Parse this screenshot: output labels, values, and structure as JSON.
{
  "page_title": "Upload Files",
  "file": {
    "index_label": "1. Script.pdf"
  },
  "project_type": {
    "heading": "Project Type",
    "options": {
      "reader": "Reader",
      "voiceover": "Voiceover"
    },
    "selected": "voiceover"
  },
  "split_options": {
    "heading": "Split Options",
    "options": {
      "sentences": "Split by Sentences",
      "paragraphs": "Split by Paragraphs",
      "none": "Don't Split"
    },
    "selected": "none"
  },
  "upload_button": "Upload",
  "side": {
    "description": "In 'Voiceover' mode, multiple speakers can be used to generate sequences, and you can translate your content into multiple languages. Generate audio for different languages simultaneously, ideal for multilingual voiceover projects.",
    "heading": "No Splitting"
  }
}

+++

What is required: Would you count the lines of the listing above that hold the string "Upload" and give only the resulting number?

Expected output: 2